WHAT TO PRODUCE:
Work through the material below and count the lines holding the word "author"; give that count and nothing more.

RECORDED INFORMATION:
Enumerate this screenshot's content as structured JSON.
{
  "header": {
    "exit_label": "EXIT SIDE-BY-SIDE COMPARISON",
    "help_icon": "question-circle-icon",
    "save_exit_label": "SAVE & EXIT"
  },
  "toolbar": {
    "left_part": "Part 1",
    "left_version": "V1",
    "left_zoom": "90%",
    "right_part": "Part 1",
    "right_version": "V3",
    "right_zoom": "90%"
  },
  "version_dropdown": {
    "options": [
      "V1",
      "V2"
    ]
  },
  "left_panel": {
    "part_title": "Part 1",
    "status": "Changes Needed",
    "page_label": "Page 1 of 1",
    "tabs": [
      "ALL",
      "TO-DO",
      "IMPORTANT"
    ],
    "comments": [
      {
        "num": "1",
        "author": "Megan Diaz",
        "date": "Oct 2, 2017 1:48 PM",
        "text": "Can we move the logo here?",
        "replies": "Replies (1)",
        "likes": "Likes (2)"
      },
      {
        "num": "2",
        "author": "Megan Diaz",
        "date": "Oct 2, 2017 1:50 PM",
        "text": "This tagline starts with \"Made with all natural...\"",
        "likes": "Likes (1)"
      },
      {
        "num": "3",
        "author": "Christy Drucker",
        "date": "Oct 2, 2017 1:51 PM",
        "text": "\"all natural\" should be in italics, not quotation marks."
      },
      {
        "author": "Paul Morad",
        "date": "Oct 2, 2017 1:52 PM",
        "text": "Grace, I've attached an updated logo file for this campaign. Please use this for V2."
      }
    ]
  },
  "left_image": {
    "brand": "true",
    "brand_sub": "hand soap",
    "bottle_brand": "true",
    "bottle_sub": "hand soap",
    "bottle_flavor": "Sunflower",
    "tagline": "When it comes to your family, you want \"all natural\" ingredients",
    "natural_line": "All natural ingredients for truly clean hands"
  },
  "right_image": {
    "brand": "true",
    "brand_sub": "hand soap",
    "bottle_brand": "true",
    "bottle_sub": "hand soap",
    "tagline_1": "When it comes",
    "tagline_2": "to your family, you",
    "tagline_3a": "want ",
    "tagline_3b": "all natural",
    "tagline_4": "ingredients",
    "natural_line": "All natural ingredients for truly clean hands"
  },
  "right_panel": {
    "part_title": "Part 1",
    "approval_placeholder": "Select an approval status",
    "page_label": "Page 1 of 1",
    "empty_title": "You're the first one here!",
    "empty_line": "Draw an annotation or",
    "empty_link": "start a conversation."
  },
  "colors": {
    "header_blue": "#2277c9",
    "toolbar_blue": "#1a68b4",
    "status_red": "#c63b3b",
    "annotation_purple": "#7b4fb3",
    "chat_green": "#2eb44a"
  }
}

RESULT:
4